INPUT DATA »
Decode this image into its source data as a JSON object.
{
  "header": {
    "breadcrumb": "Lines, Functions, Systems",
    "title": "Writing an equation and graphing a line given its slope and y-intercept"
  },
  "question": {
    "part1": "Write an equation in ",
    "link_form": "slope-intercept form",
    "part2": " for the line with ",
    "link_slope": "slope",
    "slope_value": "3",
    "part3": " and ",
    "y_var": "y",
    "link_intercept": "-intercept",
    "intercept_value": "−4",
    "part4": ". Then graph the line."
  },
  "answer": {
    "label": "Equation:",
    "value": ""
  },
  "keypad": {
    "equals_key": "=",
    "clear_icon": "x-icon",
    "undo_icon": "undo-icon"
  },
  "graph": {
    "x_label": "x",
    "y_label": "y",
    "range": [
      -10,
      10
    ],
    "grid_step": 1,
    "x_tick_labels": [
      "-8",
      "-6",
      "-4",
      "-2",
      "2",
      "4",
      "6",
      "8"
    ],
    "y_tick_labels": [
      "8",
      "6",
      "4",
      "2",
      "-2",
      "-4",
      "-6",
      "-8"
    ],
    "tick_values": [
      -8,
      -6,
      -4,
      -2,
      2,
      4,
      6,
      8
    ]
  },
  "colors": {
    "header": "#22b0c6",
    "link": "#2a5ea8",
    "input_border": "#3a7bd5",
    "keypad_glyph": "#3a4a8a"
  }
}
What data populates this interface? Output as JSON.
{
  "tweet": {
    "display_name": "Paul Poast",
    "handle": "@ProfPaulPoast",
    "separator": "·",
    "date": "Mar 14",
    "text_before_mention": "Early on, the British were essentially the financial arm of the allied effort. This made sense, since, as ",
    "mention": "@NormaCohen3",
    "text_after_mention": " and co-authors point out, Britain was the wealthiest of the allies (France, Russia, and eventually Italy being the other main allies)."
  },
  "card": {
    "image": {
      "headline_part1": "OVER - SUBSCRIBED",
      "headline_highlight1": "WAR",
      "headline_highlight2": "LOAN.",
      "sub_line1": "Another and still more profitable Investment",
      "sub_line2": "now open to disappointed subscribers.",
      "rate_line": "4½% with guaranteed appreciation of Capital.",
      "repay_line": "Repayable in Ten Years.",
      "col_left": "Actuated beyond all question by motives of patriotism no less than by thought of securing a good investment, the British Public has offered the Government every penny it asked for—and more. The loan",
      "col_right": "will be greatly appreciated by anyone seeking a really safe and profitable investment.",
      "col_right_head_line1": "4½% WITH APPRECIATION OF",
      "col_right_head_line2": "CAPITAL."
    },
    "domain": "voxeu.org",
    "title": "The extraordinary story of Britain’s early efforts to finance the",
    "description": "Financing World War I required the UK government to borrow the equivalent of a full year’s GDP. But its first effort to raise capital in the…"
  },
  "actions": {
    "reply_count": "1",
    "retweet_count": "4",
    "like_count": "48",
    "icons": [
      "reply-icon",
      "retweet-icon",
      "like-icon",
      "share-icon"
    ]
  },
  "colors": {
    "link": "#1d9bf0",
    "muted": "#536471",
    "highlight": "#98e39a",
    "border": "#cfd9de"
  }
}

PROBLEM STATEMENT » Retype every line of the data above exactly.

OUTPUT FOR THIS EXERCISE »
Decode this image into its source data as a JSON object.
{
  "header": {
    "breadcrumb": "Lines, Functions, Systems",
    "title": "Writing an equation and graphing a line given its slope and y-intercept"
  },
  "question": {
    "part1": "Write an equation in ",
    "link_form": "slope-intercept form",
    "part2": " for the line with ",
    "link_slope": "slope",
    "slope_value": "3",
    "part3": " and ",
    "y_var": "y",
    "link_intercept": "-intercept",
    "intercept_value": "−4",
    "part4": ". Then graph the line."
  },
  "answer": {
    "label": "Equation:",
    "value": ""
  },
  "keypad": {
    "equals_key": "=",
    "clear_icon": "x-icon",
    "undo_icon": "undo-icon"
  },
  "graph": {
    "x_label": "x",
    "y_label": "y",
    "range": [
      -10,
      10
    ],
    "grid_step": 1,
    "x_tick_labels": [
      "-8",
      "-6",
      "-4",
      "-2",
      "2",
      "4",
      "6",
      "8"
    ],
    "y_tick_labels": [
      "8",
      "6",
      "4",
      "2",
      "-2",
      "-4",
      "-6",
      "-8"
    ],
    "tick_values": [
      -8,
      -6,
      -4,
      -2,
      2,
      4,
      6,
      8
    ]
  },
  "colors": {
    "header": "#22b0c6",
    "link": "#2a5ea8",
    "input_border": "#3a7bd5",
    "keypad_glyph": "#3a4a8a"
  }
}
What data populates this interface? Output as JSON.
{
  "tweet": {
    "display_name": "Paul Poast",
    "handle": "@ProfPaulPoast",
    "separator": "·",
    "date": "Mar 14",
    "text_before_mention": "Early on, the British were essentially the financial arm of the allied effort. This made sense, since, as ",
    "mention": "@NormaCohen3",
    "text_after_mention": " and co-authors point out, Britain was the wealthiest of the allies (France, Russia, and eventually Italy being the other main allies)."
  },
  "card": {
    "image": {
      "headline_part1": "OVER - SUBSCRIBED",
      "headline_highlight1": "WAR",
      "headline_highlight2": "LOAN.",
      "sub_line1": "Another and still more profitable Investment",
      "sub_line2": "now open to disappointed subscribers.",
      "rate_line": "4½% with guaranteed appreciation of Capital.",
      "repay_line": "Repayable in Ten Years.",
      "col_left": "Actuated beyond all question by motives of patriotism no less than by thought of securing a good investment, the British Public has offered the Government every penny it asked for—and more. The loan",
      "col_right": "will be greatly appreciated by anyone seeking a really safe and profitable investment.",
      "col_right_head_line1": "4½% WITH APPRECIATION OF",
      "col_right_head_line2": "CAPITAL."
    },
    "domain": "voxeu.org",
    "title": "The extraordinary story of Britain’s early efforts to finance the",
    "description": "Financing World War I required the UK government to borrow the equivalent of a full year’s GDP. But its first effort to raise capital in the…"
  },
  "actions": {
    "reply_count": "1",
    "retweet_count": "4",
    "like_count": "48",
    "icons": [
      "reply-icon",
      "retweet-icon",
      "like-icon",
      "share-icon"
    ]
  },
  "colors": {
    "link": "#1d9bf0",
    "muted": "#536471",
    "highlight": "#98e39a",
    "border": "#cfd9de"
  }
}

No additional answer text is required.